RECENTLY while I was listening to the radio, a song caught my attention. In a way, it summed up how many people feel. It talked about the feeling that you're pulled in two directions, a combination of ''good blood'' and ''bad blood.''
There may be times when we feel there's a battle going on inside ourselves between right and wrong. Or, put another way, between materiality and spirituality. This battle isn't new; it confronted people in Bible times. ''But,'' we may ask ourselves, ''in the end, is it possible to stop being pulled between good and evil?''
Yes, because all men and women are made in God's image and likeness. Christ Jesus said, ''I came down from heaven, not to do mine own will, but the will of him that sent me'' (John 6:38). It was obvious to Jesus that he was led by God. And he taught that God's goodness and power can be just as obvious to each one of us. Jesus taught that each of us is governed by God.
You can always learn more about God and His creation by reading the Bible. One thing you'll find is that you aren't defined by human heritage. You aren't at the mercy of traits passed on from generation to generation. In fact, the Bible says quite plainly, in Ezekiel, ''The son shall not bear the iniquity of the father, neither shall the father bear the iniquity of the son: the righteousness of the righteous shall be upon him'' (18:20).
So if you find that you're pulled by the forces of good and evil simultaneously, what can you do? You might begin by turning to God to lead you. This actually involves turning away from materiality. It doesn't mean ignoring the evil in question, whether it's a bad temper, bad habits, or inherited illness. Rather, it means learning what the truth is about your identity. Learning of God's power over evil, or what is bad. In short, learning what is good, because what is good is given of God, forever.
The first chapter of Genesis clearly tells that God created man good. It isn't until the second and following chapters of Genesis that an allegory presents the inverse of creation. This allegory includes Cain and Abel, who are brothers-one characterized as good and one as bad. It's always important to remember that this is simply a story that teaches a deeper meaning. And what is the deeper meaning? There are many useful lessons. One is that ''the son shall not bear the iniquity of the father.'' Cain killed Abel. But Cain was not punished because of anything his father Adam did, but because of his own jealousy toward Abel-because he didn't resist the temptation to kill him.

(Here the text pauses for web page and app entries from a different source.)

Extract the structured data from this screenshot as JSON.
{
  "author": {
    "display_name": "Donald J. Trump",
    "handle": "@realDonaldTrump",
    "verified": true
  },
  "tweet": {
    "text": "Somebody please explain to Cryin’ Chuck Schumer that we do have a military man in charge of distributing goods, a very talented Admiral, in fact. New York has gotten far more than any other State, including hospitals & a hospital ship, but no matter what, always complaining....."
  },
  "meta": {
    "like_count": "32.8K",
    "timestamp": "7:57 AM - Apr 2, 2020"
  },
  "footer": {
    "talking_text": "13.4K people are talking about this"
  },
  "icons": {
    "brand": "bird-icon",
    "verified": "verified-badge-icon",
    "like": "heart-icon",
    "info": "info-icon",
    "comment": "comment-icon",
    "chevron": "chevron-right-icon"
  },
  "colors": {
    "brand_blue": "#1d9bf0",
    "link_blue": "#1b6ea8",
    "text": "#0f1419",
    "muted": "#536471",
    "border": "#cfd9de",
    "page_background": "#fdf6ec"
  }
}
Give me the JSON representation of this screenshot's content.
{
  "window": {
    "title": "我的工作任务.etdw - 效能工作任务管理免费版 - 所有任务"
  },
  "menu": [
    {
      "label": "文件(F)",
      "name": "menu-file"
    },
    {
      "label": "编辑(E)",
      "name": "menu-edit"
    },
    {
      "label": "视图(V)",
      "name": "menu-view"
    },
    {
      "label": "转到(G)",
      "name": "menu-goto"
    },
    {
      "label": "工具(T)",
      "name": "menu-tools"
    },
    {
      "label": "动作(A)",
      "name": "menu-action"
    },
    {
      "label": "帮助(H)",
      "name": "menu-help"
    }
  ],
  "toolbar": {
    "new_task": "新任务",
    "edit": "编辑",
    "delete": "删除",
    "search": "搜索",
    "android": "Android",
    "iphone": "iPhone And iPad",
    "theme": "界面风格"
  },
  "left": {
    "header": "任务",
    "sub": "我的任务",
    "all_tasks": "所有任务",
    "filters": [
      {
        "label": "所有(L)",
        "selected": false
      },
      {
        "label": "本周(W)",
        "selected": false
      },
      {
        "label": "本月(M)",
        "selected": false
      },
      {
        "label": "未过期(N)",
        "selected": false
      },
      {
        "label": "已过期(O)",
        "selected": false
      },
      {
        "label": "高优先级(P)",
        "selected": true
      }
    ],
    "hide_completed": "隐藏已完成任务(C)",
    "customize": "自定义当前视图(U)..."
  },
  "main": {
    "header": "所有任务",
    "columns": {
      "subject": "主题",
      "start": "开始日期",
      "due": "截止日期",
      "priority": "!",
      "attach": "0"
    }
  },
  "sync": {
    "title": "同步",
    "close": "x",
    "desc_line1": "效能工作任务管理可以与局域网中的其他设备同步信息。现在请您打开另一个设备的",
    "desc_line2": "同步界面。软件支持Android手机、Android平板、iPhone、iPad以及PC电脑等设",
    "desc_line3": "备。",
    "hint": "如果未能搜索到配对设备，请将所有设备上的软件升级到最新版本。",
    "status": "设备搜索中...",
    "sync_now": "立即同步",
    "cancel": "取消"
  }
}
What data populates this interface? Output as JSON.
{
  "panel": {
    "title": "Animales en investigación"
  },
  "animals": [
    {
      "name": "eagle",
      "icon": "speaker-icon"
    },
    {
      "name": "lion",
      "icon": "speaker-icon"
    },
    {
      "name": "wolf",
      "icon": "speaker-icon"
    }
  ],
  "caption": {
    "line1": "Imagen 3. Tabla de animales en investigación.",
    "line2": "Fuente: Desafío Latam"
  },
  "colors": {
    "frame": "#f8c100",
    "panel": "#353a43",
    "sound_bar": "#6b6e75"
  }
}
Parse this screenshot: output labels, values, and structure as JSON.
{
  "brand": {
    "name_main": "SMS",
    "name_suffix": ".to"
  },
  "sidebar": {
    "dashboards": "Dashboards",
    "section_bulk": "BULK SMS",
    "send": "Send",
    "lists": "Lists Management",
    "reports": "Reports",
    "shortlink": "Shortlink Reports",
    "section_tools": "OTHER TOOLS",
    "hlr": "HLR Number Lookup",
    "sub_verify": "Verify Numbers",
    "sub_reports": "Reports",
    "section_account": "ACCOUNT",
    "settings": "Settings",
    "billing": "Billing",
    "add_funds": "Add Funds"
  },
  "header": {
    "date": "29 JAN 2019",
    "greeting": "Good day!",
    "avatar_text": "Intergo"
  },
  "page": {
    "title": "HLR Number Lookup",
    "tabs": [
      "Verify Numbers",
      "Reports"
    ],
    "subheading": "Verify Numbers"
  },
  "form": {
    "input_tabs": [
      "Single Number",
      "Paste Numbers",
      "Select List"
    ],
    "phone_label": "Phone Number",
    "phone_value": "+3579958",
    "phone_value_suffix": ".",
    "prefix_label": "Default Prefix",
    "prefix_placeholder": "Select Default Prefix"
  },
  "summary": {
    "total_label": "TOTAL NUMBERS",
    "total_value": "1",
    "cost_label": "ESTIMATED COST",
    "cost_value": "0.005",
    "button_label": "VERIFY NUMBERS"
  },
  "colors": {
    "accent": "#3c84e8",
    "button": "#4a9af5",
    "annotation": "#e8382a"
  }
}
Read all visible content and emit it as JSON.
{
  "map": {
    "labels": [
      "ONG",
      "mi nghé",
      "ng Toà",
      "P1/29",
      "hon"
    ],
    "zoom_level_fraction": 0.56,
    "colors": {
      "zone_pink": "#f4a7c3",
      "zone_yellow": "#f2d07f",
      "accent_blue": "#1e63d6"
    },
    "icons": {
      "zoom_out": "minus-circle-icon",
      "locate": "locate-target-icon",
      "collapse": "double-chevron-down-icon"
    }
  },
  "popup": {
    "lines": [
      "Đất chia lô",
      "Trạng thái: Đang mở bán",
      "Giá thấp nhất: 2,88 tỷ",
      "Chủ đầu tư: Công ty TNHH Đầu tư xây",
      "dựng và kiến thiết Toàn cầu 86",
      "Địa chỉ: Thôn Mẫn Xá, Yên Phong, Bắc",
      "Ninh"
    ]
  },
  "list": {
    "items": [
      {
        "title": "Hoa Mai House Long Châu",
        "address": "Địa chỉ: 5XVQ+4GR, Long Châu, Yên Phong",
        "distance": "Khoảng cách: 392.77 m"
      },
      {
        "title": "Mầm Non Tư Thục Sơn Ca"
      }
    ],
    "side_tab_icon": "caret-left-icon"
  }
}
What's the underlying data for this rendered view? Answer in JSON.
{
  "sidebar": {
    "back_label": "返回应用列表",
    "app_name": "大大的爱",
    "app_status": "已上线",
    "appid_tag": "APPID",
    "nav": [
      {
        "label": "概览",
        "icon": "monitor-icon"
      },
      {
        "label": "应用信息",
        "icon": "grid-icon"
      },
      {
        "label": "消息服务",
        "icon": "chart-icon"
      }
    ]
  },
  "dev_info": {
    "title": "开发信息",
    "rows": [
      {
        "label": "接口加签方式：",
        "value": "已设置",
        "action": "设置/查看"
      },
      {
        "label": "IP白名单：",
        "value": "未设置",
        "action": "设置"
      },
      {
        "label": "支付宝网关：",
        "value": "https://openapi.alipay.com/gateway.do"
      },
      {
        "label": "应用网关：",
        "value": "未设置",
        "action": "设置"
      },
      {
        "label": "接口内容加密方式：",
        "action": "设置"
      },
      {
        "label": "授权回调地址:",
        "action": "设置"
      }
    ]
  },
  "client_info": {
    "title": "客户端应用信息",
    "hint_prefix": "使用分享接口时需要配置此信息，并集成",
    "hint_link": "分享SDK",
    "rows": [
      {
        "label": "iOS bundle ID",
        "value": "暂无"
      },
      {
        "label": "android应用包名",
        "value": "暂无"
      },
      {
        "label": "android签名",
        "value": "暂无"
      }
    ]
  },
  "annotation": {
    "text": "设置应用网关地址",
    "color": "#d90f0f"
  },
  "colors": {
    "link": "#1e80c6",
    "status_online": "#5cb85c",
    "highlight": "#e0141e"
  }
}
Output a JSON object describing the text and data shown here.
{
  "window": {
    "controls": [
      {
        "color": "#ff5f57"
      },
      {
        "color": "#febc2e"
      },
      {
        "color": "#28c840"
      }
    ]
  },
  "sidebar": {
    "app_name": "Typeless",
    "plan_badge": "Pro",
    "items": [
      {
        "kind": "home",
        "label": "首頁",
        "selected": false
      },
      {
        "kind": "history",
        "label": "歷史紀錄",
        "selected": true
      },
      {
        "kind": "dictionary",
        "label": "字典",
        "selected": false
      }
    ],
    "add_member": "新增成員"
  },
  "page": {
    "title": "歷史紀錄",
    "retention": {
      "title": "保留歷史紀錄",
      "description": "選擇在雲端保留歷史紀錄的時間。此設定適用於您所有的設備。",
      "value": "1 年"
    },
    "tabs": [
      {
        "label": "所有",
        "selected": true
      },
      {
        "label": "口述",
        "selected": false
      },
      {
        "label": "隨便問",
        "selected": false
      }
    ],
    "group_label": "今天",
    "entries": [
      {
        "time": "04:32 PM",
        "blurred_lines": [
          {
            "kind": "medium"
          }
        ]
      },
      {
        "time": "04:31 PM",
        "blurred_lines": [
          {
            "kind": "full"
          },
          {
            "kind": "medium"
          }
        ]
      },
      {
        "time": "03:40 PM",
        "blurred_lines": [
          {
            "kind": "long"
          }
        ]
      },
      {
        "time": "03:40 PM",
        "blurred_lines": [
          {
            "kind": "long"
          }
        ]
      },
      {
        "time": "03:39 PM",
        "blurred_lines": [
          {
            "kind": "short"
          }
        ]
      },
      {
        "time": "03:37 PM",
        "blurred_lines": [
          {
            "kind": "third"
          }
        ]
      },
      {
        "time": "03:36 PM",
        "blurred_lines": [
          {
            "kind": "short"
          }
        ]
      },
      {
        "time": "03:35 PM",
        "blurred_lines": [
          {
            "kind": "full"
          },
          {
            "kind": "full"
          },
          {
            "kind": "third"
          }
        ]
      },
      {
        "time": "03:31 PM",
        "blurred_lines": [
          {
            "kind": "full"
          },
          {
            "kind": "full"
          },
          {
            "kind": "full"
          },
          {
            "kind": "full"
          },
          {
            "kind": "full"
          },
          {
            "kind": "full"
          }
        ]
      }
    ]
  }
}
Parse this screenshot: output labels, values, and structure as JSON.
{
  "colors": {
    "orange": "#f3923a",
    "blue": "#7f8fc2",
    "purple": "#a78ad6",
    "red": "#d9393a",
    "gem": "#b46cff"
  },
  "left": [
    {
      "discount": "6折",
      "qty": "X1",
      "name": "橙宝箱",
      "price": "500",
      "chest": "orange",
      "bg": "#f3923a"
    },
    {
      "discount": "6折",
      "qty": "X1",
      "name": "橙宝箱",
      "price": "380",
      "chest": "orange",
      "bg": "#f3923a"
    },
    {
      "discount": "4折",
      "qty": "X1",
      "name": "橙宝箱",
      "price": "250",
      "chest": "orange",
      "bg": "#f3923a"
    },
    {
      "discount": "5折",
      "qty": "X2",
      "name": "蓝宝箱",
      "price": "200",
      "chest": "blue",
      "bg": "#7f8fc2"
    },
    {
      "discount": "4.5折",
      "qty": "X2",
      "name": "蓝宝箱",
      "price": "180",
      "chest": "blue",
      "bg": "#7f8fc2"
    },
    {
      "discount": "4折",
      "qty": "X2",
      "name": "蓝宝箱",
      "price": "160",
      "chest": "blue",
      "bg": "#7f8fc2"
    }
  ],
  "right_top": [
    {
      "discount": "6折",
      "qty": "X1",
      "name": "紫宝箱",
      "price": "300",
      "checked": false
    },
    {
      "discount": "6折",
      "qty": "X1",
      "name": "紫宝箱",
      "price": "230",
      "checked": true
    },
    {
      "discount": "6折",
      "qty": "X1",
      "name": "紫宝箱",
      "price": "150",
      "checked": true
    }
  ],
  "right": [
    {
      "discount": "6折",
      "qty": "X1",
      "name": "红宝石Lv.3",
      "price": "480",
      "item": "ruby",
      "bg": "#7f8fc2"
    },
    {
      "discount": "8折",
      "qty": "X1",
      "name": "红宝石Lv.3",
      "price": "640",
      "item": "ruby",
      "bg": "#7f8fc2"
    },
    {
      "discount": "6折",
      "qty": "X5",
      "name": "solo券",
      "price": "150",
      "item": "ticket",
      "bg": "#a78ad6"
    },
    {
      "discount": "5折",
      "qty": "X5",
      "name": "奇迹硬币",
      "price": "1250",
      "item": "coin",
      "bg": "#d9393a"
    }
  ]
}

The Discoverer of Christian Science, Mary Baker Eddy, wrote Science and Health with Key to the Scriptures. It says this: ''Cain is the type of mortal and material man, conceived in sin and 'shapen in iniquity;' he is not the type of Truth and Love'' (p. 540). Here's one thing the allegory is saying, then: when you're tempted to do evil-by being ''the type of mortal and material man, conceived in sin and 'shapen in iniquity' ''-you can turn to God instead and find His guidance and power. This will help you to express God, good, in whatever way is necessary for healing.
Your true and only identity is spiritual. And because of this, you are good. It's right within you to be and do good. It's right within you to express God by doing good. No one can express God's goodness and at the same time do or know evil. We each can expect God to govern us every moment, in every circumstance, each day. It is always within each person's consciousness-within thought-that this truth is found. And the expression of what we find in this truth is evident, in terms of character improvement, physical healing, or whatever else is good and needed.
Learn that you are shaped in the image of God, inheriting only good, not made up of ''good and bad blood.'' This helps you express only the goodness of God. It actually annuls the battle.
Teach me thy way, O Lord;
I will walk in thy truth: unite
my heart to fear thy name. I
will praise thee, O Lord my God,
with all my heart: and I will
glorify thy name for evermore.